East China Normal University conducted a study that evaluated fifteen brands of table salt found in Chinese supermarkets and found micro particles of plastic interspersed inside the samples. The study was found in Scientific American and found the common water bottle plastic polyethylene terephthalate in addition to polyethylene, cellophane and a wide variety of other plastics.
The worst contamination came from salt sourced from the ocean that contained 250 plastic particles per pound. The other sources the salt was sourced from included briny lakes, wells, and mines and contained a contamination of anywhere from three to 165 plastic particles per pound.
According to the researchers, the culprit is the abundance of plastic pollution that abounds in marine areas where salt is sourced. The plastic particles come from bigger objects such as water bottles as well as cosmetic products that use plastic beads as an exfoliants. They said the plastic contaminants could also have entered the samples through the production process as the salt made its way to supermarkets.
Due to the evaporation process that companies harvest the salt, which leaves everything but the water, these plastic contaminations are probably not isolated to China and could be found everywhere.

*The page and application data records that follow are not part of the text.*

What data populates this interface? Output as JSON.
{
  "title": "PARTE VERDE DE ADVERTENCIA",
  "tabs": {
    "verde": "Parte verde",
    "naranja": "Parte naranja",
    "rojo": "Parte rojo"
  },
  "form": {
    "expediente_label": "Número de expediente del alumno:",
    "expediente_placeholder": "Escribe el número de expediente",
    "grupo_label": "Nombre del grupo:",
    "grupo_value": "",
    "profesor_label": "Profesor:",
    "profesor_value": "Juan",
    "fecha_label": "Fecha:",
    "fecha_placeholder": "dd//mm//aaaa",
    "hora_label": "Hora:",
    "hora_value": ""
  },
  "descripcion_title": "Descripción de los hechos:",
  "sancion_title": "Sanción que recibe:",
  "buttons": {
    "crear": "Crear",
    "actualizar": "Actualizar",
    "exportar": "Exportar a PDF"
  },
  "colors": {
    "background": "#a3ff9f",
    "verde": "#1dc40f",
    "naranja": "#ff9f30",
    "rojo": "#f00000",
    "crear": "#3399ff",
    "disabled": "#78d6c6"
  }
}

The researchers found that if you consumed the WHO’s recommended amount of
Chinese salt, you would also consume 1,000 plastic microparticles each year.